Module 1: Professional Accountability and Prescribing

Lesson 3

Prescription Monitoring Programs across Canada

Links to prescription monitoring programs and resources by province/territory are provided below. This list is subject to change as programs evolve and participants are reminded to visit the provincial websites frequently to ensure they are viewing the latest versions of the programs.

The Tamper Resistance Pad Program facilitates safety in prescribing controlled drugs and substances by requiring prescribers to use a special prescription pad that cannot be altered without detection.

Currently, there is no formal monitoring system in place specifically for controlled drugs and substance,s but Prince Edward Island does have a Drug Information System (DIS), which gathers data on all prescription medications dispensed in the province.  Originally limited to use by pharmacists, the system is now accessible by other healthcare providers. There is no specific mention of plans for monitoring controlled drugs and substances.

The Nova Scotia Prescription Monitoring Program (NSPMP) was created in 2005 under a provincial act and regulations; the goals are to promote the appropriate use of monitored drugs and reduce the abuse or misuse of monitored drugs in Nova Scotia. The program monitors controlled drugs and substances, including methadone, but with the exception of benzodiazepines, which are captured under the Drug Information System (DIS). Once the DIS is fully deployed in all pharmacies in the province, data from the NSPMP and DIS will be combined to give prescribers a complete profile of a patient’s prescription medications.

Similar to Nova Scotia, New Brunswick has both a prescription monitoring program and Drug Information System (DIS) which are targeted to be fully linked by November 2016. New Brunswick’s Prescription Monitoring Program (PMP) was created by a provincial act and regulations.

There is currently no formal monitoring system in place specifically for controlled drugs and substances.

Prescription monitoring in Ontario is part of the province’s Narcotic Strategy; defined by the Narcotics Safety and Awareness Act (2010) and operationalized in the Narcotics Monitoring System.

The Manitoba Prescribing Practices Program (M3P) defines the responsibilities of prescribers and pharmacists in prescribing and dispensing all medications including monitored controlled drugs and substances. More information about this program can be accessed at the College of Pharmacists of Manitoba website.

Saskatchewan’s Prescription Review Program (PRP) gathers data on drugs that have been identified as having potential for misuse or diversion. Information about the program can be accessed on the College of Physicians and Surgeons of Saskatchewan’s website.

Information about the PRP specific to NPs can be accessed on the Saskatchewan Registered Nurses Association website.

Alberta’s Triplicate Prescription Program (TPP) is a partnership of prescribers, government, and health authorities that is administered by the College of Physicians & Surgeons of Alberta.  The program collects prescribing and dispensing data for specific drugs that are monitored in the province, and makes this information available to prescribers to support their decision making.

More information about the TPP can be accessed here.

The Prescription Review Program is administered by the College of Physicians and Surgeons of British Columbia and links to data gathered by the PharmaNet system.

Given the recent addition of controlled drugs and substances to NPs’ prescriptive authority in BC, many references do not specifically include NPs as prescribers for the purposes of these programs.
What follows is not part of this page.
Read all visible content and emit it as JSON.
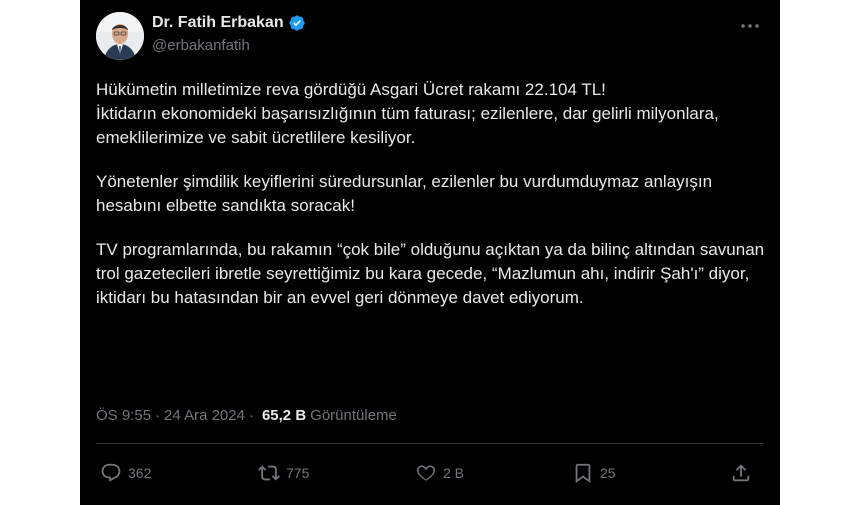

Further information about NP linkages with the PRP can be accessed in the NP CDS Prescribing Resource Center on the CRNBC website.

There is currently no formal monitoring system in place targeting controlled drugs and substances.
Prescribers in the Yukon are affiliated with the Alberta TPP program discussed previously.